**TASK TO COMPLETE**
Look through the entries below for the string "JSON", and copy each line where it is found.

^^^^^^^^

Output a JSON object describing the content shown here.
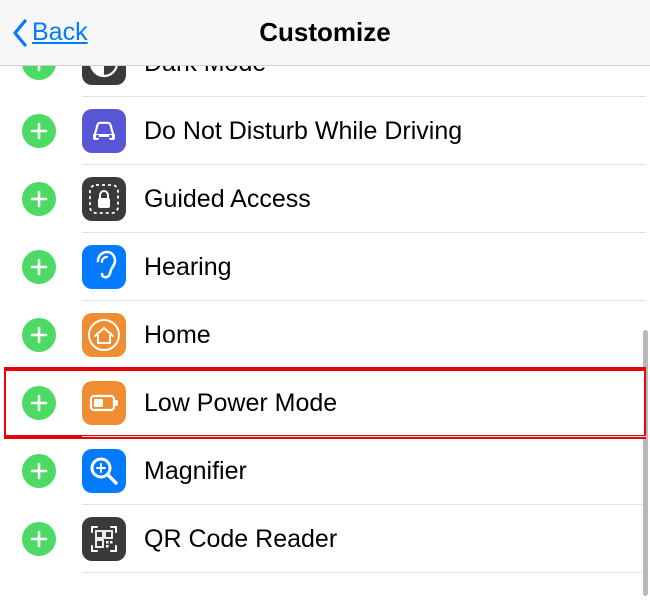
{
  "header": {
    "back_label": "Back",
    "title": "Customize"
  },
  "rows": [
    {
      "label": "Dark Mode",
      "icon": "dark-mode-icon",
      "icon_bg": "#3a3a3c",
      "highlight": false
    },
    {
      "label": "Do Not Disturb While Driving",
      "icon": "car-icon",
      "icon_bg": "#5856d6",
      "highlight": false
    },
    {
      "label": "Guided Access",
      "icon": "lock-icon",
      "icon_bg": "#3a3a3c",
      "highlight": false
    },
    {
      "label": "Hearing",
      "icon": "ear-icon",
      "icon_bg": "#027aff",
      "highlight": false
    },
    {
      "label": "Home",
      "icon": "home-icon",
      "icon_bg": "#ef8d33",
      "highlight": false
    },
    {
      "label": "Low Power Mode",
      "icon": "battery-icon",
      "icon_bg": "#ef8d33",
      "highlight": true
    },
    {
      "label": "Magnifier",
      "icon": "magnifier-icon",
      "icon_bg": "#027aff",
      "highlight": false
    },
    {
      "label": "QR Code Reader",
      "icon": "qr-icon",
      "icon_bg": "#3a3a3c",
      "highlight": false
    }
  ]
}
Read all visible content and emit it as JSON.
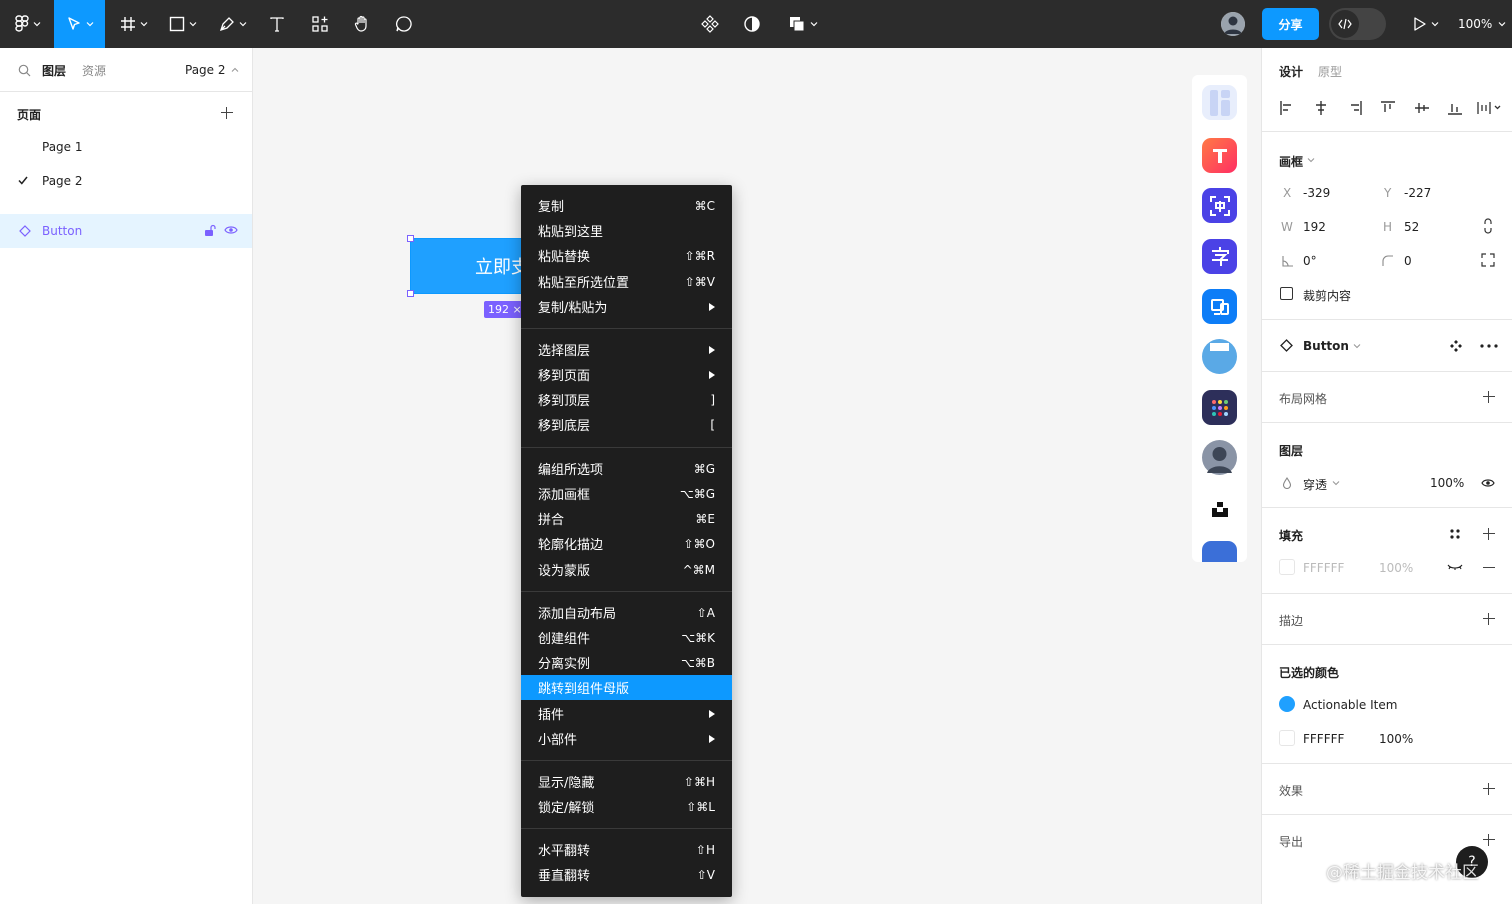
{
  "toolbar": {
    "zoom": "100%",
    "share_label": "分享"
  },
  "left_panel": {
    "tab_layers": "图层",
    "tab_assets": "资源",
    "page_selector": "Page 2",
    "pages_title": "页面",
    "pages": [
      {
        "label": "Page 1",
        "selected": false
      },
      {
        "label": "Page 2",
        "selected": true
      }
    ],
    "layer": {
      "label": "Button"
    }
  },
  "canvas": {
    "button_text": "立即支",
    "size_badge": "192 ×"
  },
  "context_menu": {
    "groups": [
      [
        {
          "label": "复制",
          "shortcut": "⌘C"
        },
        {
          "label": "粘贴到这里",
          "shortcut": ""
        },
        {
          "label": "粘贴替换",
          "shortcut": "⇧⌘R"
        },
        {
          "label": "粘贴至所选位置",
          "shortcut": "⇧⌘V"
        },
        {
          "label": "复制/粘贴为",
          "shortcut": "",
          "submenu": true
        }
      ],
      [
        {
          "label": "选择图层",
          "shortcut": "",
          "submenu": true
        },
        {
          "label": "移到页面",
          "shortcut": "",
          "submenu": true
        },
        {
          "label": "移到顶层",
          "shortcut": "]"
        },
        {
          "label": "移到底层",
          "shortcut": "["
        }
      ],
      [
        {
          "label": "编组所选项",
          "shortcut": "⌘G"
        },
        {
          "label": "添加画框",
          "shortcut": "⌥⌘G"
        },
        {
          "label": "拼合",
          "shortcut": "⌘E"
        },
        {
          "label": "轮廓化描边",
          "shortcut": "⇧⌘O"
        },
        {
          "label": "设为蒙版",
          "shortcut": "^⌘M"
        }
      ],
      [
        {
          "label": "添加自动布局",
          "shortcut": "⇧A"
        },
        {
          "label": "创建组件",
          "shortcut": "⌥⌘K"
        },
        {
          "label": "分离实例",
          "shortcut": "⌥⌘B"
        },
        {
          "label": "跳转到组件母版",
          "shortcut": "",
          "active": true
        },
        {
          "label": "插件",
          "shortcut": "",
          "submenu": true
        },
        {
          "label": "小部件",
          "shortcut": "",
          "submenu": true
        }
      ],
      [
        {
          "label": "显示/隐藏",
          "shortcut": "⇧⌘H"
        },
        {
          "label": "锁定/解锁",
          "shortcut": "⇧⌘L"
        }
      ],
      [
        {
          "label": "水平翻转",
          "shortcut": "⇧H"
        },
        {
          "label": "垂直翻转",
          "shortcut": "⇧V"
        }
      ]
    ]
  },
  "right_panel": {
    "tab_design": "设计",
    "tab_prototype": "原型",
    "frame_title": "画框",
    "x_label": "X",
    "x_value": "-329",
    "y_label": "Y",
    "y_value": "-227",
    "w_label": "W",
    "w_value": "192",
    "h_label": "H",
    "h_value": "52",
    "rotation": "0°",
    "radius": "0",
    "clip_content": "裁剪内容",
    "component_name": "Button",
    "layout_grid": "布局网格",
    "layer_title": "图层",
    "blend_mode": "穿透",
    "layer_opacity": "100%",
    "fill_title": "填充",
    "fill_hex": "FFFFFF",
    "fill_opacity": "100%",
    "stroke_title": "描边",
    "selected_colors_title": "已选的颜色",
    "selected_colors": [
      {
        "name": "Actionable Item",
        "opacity": "",
        "color": "#1fa0ff"
      },
      {
        "name": "FFFFFF",
        "opacity": "100%",
        "color": "#ffffff"
      }
    ],
    "effects_title": "效果",
    "export_title": "导出"
  },
  "watermark": "@稀土掘金技术社区",
  "help_label": "?",
  "colors": {
    "accent": "#0d99ff",
    "toolbar_bg": "#2c2c2c",
    "menu_bg": "#1e1e1e",
    "component_purple": "#7b61ff"
  }
}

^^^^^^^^

**RESPONSE**
Output a JSON object describing the content shown here.
Read all visible content and emit it as JSON.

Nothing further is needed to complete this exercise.